The legislative authority necessarily predominates.
Federalist #78 then proclaims:
The Judiciary is beyond comparison the weakest of the three departments of power.
Furthermore, Federalist #49 declares that Congress – not the Court – is “the confidential guardians of [the people’s] rights and liberties.” Why? Because the Legislature – not the unelected judiciary – is closest to the people and most responsive to them. In fact, the Court’s own history proves that it is not a proficient guardian of the people’s rights. For example, after the Civil
" >War, Congress passed civil rights laws forbidding segregation, but the Court struck down these laws and instead instituted “separate but equal” in Plessey v. Ferguson
. (While the Court eventually ended this racial segregation in Brown v. Board of Education
, that decision was merely the Court’s reversal of its own segregation standard previously established in Plessey
Moreover, had it been up to the Court, slavery would have never ended: in 1857, the Court declared it unconstitutional for the other branches to end slavery or to free slaves. Fortunately, Congress ignored that decision by declaring freedom for slaves in 1862 and President Lincoln also ignored that decision by issuing the “Emancipation Proclamation” in 1863. All substantive progress in civil rights after the Civil War was accomplished only after Congress used Article III, Section 2 of the Constitution to remove Reconstruction issues from the Court’s reach. Indeed, history demonstrates that the Court is less than a faithful guardian of the people’s rights, violating the people’s liberties as often as it protects them. As Thomas Jefferson pointed out:
Our judges are as honest as other men and not more so. They have, with others, the same passions for party, for power, and the privilege of their corps. . . . and their power the more dangerous as they are in office for life and not responsible, as the other functionaries are, to the elective control.
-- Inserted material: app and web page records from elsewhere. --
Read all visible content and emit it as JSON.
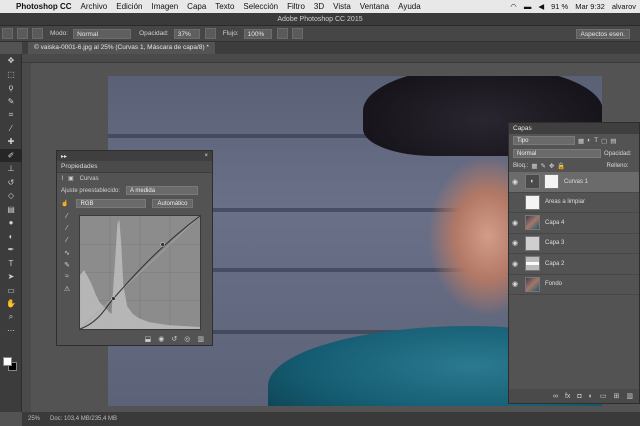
{
  "menubar": {
    "app": "Photoshop CC",
    "items": [
      "Archivo",
      "Edición",
      "Imagen",
      "Capa",
      "Texto",
      "Selección",
      "Filtro",
      "3D",
      "Vista",
      "Ventana",
      "Ayuda"
    ],
    "battery": "91 %",
    "time": "Mar 9:32",
    "user": "alvarov"
  },
  "window": {
    "title": "Adobe Photoshop CC 2015"
  },
  "options": {
    "mode_label": "Modo:",
    "mode_value": "Normal",
    "opacity_label": "Opacidad:",
    "opacity_value": "37%",
    "flow_label": "Flujo:",
    "flow_value": "100%",
    "workspace": "Aspectos esen."
  },
  "document": {
    "tab_label": "© vaiska-0001-6.jpg al 25% (Curvas 1, Máscara de capa/8) *"
  },
  "status": {
    "zoom": "25%",
    "doc_size": "Doc: 103,4 MB/235,4 MB"
  },
  "properties": {
    "title": "Propiedades",
    "adjustment": "Curvas",
    "preset_label": "Ajuste preestablecido:",
    "preset_value": "A medida",
    "channel": "RGB",
    "auto_button": "Automático"
  },
  "layers": {
    "title": "Capas",
    "filter": "Tipo",
    "blend": "Normal",
    "opacity_label": "Opacidad:",
    "lock_label": "Bloq.:",
    "fill_label": "Relleno:",
    "items": [
      {
        "name": "Curvas 1",
        "thumb": "adj",
        "selected": true,
        "visible": true
      },
      {
        "name": "Areas a limpiar",
        "thumb": "white",
        "selected": false,
        "visible": false
      },
      {
        "name": "Capa 4",
        "thumb": "photo",
        "selected": false,
        "visible": true
      },
      {
        "name": "Capa 3",
        "thumb": "gray",
        "selected": false,
        "visible": true
      },
      {
        "name": "Capa 2",
        "thumb": "stroke",
        "selected": false,
        "visible": true
      },
      {
        "name": "Fondo",
        "thumb": "photo",
        "selected": false,
        "visible": true
      }
    ]
  },
  "icons": {
    "toolbar": [
      "move-icon",
      "marquee-icon",
      "lasso-icon",
      "quick-select-icon",
      "crop-icon",
      "eyedropper-icon",
      "healing-brush-icon",
      "brush-icon",
      "clone-stamp-icon",
      "history-brush-icon",
      "eraser-icon",
      "gradient-icon",
      "blur-icon",
      "dodge-icon",
      "pen-icon",
      "type-icon",
      "path-select-icon",
      "shape-icon",
      "hand-icon",
      "zoom-icon",
      "more-tools-icon"
    ]
  }
}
Today, the Court claims that it is the only body capable of interpreting the Constitution – that Congress is incapable of determining constitutionality. However, the Founding Fathers vehemently disagreed. For example, James Madison declared:
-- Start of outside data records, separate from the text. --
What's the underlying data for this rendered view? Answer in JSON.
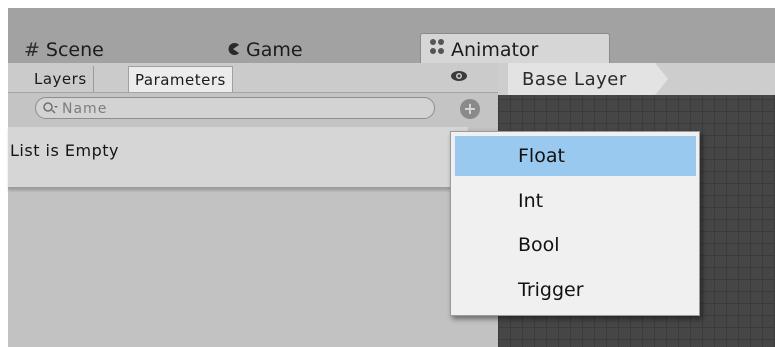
{
  "tabs": {
    "scene": {
      "label": "Scene",
      "icon": "grid-icon"
    },
    "game": {
      "label": "Game",
      "icon": "pacman-icon"
    },
    "animator": {
      "label": "Animator",
      "icon": "animator-icon"
    }
  },
  "panel": {
    "subtabs": {
      "layers": "Layers",
      "parameters": "Parameters"
    },
    "search": {
      "placeholder": "Name"
    },
    "list_empty_text": "List is Empty"
  },
  "graph": {
    "breadcrumb": "Base Layer"
  },
  "dropdown": {
    "items": [
      {
        "label": "Float",
        "selected": true
      },
      {
        "label": "Int",
        "selected": false
      },
      {
        "label": "Bool",
        "selected": false
      },
      {
        "label": "Trigger",
        "selected": false
      }
    ]
  },
  "colors": {
    "menu_highlight": "#99c9ef",
    "graph_background": "#464646",
    "tabstrip_background": "#a2a2a2"
  }
}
[T]he meaning of the Constitution may as well be ascertained by the Legislative as by the Judicial authority.
Constitutional Convention delegate Luther Martin similarly attested:
A knowledge of mankind and of legislative affairs cannot be presumed to belong in a higher degree to the Judges than to the Legislature.
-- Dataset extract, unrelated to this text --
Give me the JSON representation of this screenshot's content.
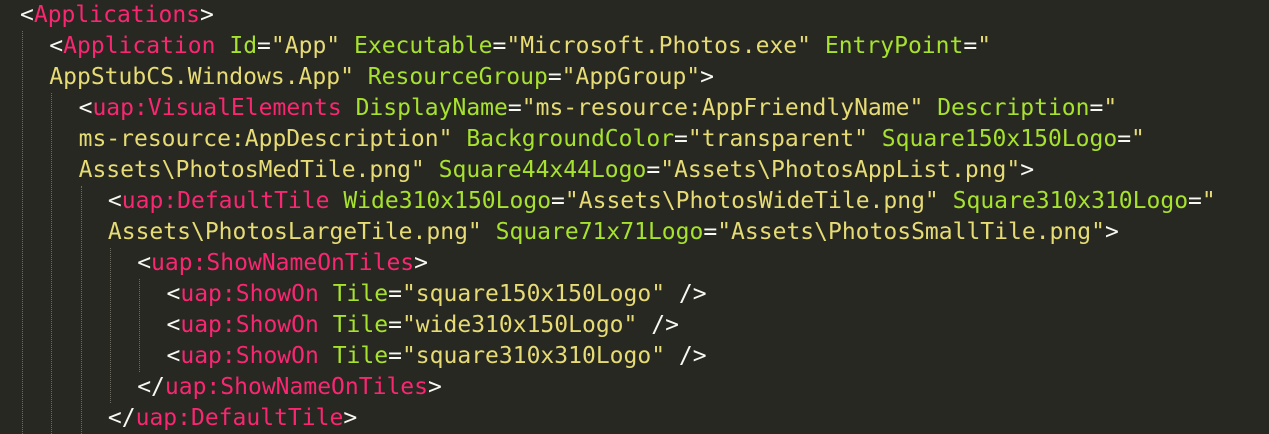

The Founders consistently opposed the Court being the final word on constitutionality. For example, Thomas Jefferson declared:
[T]o consider the judges as the ultimate arbiters of all constitutional questions [is] a very dangerous doctrine indeed, and one which would place us under the despotism of an oligarchy. . . . The Constitution has erected no such single tribunal.
He further explained that if the Court was left unchecked:
The Constitution . . . [would be] a mere thing of wax in the hands of the judiciary which they may twist and shape into any form they please.
Allowing the Court to enlarge its own sphere of power beyond what the Constitution authorizes, permitting the Court to usurp the powers of Congress, and tolerating the Courts’ disregard of constitutional separation of powers moves America ever further from being a representative republic and ever closer toward the oligarchy against which Jefferson warned. The Court must be resisted in these attempts.